In Mar. 1 issue, Russell County News By Barbara Sharp Zimmerman, Columnist
Like many of us who grew up in the Norman Rockwell-like village that was Jamestown in the 1940s, 50s and 60s, I was devastated when I heard that the World War I doughboy on the memorial green in the center of town had been destroyed by some idiot driving both very drunk and way too fast.
For me, the doughboy symbolized an old way of life - when people gathered in town and visited with each other on front porches like they did when I was growing up. Television and air conditioning didn't keep us cooped up inside. We socialized with each other because closing yourself up in a refrigerated house and filling the hours with mindless entertainment were not yet a part of our lives.
The doughboy always seemed to greet me each time I returned to my hometown - arms raised as if to gather me in. Never mind the grenade and rifle; they were just something he carried. He wasn't going to use them on me.
Then that idiot plowed through town in his tricked-out pick'em-up truck and demolished something that had been part of our hometown all my life. And now I cringe when I drive through town.
Jamestown's square without the doughboy is barren and sad. We have lost our identifier, our symbol, our icon. We have to get it back.

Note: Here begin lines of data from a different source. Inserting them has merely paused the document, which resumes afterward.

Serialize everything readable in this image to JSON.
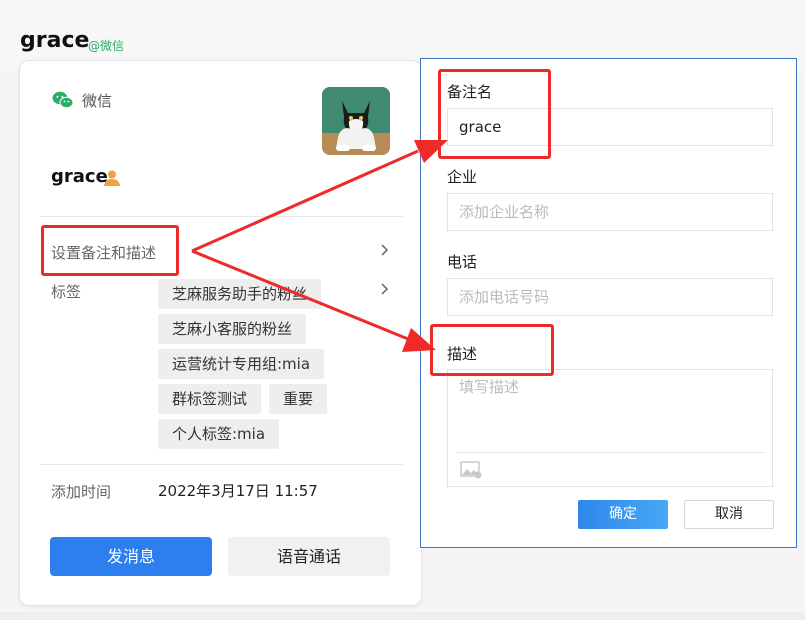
{
  "header": {
    "title": "grace",
    "source": "@微信"
  },
  "card": {
    "source_label": "微信",
    "name": "grace",
    "remark_row_label": "设置备注和描述",
    "tags_label": "标签",
    "tags": [
      "芝麻服务助手的粉丝",
      "芝麻小客服的粉丝",
      "运营统计专用组:mia",
      "群标签测试",
      "重要",
      "个人标签:mia"
    ],
    "added_label": "添加时间",
    "added_value": "2022年3月17日 11:57",
    "send_button": "发消息",
    "voice_button": "语音通话"
  },
  "dialog": {
    "remark_label": "备注名",
    "remark_value": "grace",
    "company_label": "企业",
    "company_placeholder": "添加企业名称",
    "phone_label": "电话",
    "phone_placeholder": "添加电话号码",
    "desc_label": "描述",
    "desc_placeholder": "填写描述",
    "confirm_button": "确定",
    "cancel_button": "取消"
  },
  "colors": {
    "accent": "#2d7ff0",
    "wechat_green": "#2aae67",
    "annotation_red": "#ee2a2a",
    "dialog_border": "#3f76bd"
  }
}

If that guy who so recklessly tore our doughboy from his perch has any assets whatsoever, he (or his insurance company) must be made to pay for what he's done - literally. If he doesn't have any assets, then the city must come up with the funds to fix the doughboy. Short of that, perhaps the community can stage fundraisers to get the money.

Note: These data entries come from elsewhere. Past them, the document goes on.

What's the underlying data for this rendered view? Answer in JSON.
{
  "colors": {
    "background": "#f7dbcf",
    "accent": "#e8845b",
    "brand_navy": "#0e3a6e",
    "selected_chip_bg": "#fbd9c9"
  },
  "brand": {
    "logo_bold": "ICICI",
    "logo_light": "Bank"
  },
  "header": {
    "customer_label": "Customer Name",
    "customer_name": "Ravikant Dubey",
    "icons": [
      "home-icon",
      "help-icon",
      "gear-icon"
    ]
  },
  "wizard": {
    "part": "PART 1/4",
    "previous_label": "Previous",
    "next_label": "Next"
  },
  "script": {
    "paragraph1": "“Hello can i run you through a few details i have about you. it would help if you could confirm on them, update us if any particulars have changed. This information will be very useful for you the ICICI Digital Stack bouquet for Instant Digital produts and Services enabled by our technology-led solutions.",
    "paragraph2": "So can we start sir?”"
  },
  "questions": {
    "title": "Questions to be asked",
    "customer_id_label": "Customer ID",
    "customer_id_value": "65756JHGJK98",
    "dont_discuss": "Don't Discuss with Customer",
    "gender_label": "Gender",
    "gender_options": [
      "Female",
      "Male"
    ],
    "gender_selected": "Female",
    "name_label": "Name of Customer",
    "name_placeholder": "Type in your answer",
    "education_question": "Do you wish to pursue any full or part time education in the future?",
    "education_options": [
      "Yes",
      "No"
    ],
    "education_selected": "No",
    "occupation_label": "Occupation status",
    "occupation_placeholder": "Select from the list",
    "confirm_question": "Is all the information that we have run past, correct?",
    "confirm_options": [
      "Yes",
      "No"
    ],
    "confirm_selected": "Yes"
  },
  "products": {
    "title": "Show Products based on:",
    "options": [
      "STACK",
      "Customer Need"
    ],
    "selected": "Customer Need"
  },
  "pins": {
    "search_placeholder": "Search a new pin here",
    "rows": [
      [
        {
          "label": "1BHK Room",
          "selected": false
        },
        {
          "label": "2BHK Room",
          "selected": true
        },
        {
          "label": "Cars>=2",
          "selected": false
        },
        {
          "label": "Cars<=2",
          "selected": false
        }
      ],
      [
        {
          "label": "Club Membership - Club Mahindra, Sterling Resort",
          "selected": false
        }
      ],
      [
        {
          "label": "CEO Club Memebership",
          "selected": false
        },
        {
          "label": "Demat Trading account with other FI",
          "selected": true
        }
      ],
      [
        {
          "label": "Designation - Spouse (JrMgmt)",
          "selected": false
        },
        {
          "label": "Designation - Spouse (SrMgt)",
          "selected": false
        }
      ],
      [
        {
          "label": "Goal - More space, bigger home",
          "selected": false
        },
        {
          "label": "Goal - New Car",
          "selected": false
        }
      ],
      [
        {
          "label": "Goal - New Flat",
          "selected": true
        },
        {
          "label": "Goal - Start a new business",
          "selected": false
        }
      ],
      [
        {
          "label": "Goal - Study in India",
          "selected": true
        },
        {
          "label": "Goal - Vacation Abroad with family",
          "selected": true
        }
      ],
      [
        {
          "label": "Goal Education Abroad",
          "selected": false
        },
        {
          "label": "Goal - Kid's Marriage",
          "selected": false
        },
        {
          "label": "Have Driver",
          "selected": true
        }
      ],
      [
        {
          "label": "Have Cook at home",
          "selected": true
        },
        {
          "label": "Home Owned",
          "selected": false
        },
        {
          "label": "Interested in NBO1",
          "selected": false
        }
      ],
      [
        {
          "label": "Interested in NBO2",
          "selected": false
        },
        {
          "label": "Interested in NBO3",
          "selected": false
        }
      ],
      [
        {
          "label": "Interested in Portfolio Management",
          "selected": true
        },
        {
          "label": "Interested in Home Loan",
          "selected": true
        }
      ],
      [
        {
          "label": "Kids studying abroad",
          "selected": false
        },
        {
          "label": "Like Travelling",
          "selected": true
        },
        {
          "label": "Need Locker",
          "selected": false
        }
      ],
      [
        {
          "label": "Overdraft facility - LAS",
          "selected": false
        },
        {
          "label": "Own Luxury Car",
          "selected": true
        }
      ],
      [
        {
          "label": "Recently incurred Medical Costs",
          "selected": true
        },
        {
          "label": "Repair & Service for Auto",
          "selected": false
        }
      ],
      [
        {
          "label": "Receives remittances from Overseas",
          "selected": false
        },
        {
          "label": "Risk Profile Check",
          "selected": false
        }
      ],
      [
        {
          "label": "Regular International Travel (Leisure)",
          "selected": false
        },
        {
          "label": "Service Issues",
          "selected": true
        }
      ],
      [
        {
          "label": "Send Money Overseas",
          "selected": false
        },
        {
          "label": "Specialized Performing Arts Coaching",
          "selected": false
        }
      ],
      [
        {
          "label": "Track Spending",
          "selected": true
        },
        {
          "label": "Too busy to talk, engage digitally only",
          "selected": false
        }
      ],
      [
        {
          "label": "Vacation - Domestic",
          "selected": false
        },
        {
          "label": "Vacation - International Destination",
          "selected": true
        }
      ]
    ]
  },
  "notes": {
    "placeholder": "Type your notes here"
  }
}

The doughboy statue must be repaired and restored to its rightful place - for those whom the statue honored. For those who have gone on. For those to come. For us, here, now.
Because Jamestown without its 70-year signature statue is not OUR Jamestown.
The Times Journal is a weekly newspaper issued on Thursdays. It was first published on October 13, 1949, by Andrew J. and Terry Norfleet.
P.O. Box 190
120 Wilson St.
Russell Springs KY 42642
Russell County News is a weekly newspaper issued on Saturdays, and is mailed free to every address in Russell County, Ky. It was first published on February 1, 1913.
404 Monument Square
Jamestown KY 42629